-- Records to use follows --
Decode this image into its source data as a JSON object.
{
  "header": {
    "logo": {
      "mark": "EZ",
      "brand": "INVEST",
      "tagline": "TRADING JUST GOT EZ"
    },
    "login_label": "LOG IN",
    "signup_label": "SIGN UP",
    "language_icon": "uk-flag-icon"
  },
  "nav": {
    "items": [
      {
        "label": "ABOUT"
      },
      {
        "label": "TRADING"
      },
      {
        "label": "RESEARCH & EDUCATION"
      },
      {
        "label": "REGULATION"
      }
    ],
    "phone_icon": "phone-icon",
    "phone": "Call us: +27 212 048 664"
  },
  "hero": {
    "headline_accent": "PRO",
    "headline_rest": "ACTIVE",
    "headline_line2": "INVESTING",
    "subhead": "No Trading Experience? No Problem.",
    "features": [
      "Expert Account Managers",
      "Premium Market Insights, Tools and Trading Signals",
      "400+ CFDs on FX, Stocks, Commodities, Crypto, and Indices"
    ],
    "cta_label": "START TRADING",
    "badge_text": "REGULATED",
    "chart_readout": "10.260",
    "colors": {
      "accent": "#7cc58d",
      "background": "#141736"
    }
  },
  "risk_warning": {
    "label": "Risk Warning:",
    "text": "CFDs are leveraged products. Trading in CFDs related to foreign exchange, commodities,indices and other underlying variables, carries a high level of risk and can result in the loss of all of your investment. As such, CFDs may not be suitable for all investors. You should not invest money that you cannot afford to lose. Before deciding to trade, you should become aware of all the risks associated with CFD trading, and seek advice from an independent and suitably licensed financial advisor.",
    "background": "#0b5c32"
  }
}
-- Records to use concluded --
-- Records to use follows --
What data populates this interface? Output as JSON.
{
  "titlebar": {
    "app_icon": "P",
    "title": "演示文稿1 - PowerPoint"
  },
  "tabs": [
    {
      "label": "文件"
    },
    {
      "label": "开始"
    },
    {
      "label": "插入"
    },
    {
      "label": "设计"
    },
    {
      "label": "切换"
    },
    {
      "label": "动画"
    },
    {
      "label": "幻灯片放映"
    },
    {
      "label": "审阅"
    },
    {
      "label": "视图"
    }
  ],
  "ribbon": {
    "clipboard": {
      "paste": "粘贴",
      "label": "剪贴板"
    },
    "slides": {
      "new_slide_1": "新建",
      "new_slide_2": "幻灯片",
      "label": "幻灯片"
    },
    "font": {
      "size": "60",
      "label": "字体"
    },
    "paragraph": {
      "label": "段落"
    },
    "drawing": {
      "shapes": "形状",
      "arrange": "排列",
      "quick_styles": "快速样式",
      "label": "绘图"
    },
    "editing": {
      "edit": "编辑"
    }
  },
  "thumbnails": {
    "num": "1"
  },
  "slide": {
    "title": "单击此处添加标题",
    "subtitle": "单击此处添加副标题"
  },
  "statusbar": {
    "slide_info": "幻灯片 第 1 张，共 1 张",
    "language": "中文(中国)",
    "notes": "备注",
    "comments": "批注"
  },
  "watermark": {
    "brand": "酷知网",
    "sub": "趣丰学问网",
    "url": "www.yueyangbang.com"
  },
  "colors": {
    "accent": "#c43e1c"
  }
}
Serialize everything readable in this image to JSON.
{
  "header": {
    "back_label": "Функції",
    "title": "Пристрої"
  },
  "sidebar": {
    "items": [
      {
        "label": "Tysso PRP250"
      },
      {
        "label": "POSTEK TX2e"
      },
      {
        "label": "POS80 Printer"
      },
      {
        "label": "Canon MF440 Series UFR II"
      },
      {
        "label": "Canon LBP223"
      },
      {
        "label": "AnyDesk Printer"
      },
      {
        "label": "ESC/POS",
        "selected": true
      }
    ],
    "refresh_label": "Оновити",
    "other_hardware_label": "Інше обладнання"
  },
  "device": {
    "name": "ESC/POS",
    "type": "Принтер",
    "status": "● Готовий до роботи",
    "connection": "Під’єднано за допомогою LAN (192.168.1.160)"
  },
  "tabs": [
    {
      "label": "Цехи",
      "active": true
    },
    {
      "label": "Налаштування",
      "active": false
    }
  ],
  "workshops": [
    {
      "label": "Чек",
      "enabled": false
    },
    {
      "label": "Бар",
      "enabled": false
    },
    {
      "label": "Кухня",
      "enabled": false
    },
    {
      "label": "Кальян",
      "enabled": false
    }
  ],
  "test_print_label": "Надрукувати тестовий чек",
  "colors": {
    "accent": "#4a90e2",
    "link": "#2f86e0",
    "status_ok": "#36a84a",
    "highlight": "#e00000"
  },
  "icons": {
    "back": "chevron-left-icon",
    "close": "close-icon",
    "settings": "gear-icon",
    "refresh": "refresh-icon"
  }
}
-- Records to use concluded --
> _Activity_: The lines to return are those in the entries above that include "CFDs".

> _Answer section_:
      "400+ CFDs on FX, Stocks, Commodities, Crypto, and Indices"
    "text": "CFDs are leveraged products. Trading in CFDs related to foreign exchange, commodities,indices and other underlying variables, carries a high level of risk and can result in the loss of all of your investment. As such, CFDs may not be suitable for all investors. You should not invest money that you cannot afford to lose. Before deciding to trade, you should become aware of all the risks associated with CFD trading, and seek advice from an independent and suitably licensed financial advisor.",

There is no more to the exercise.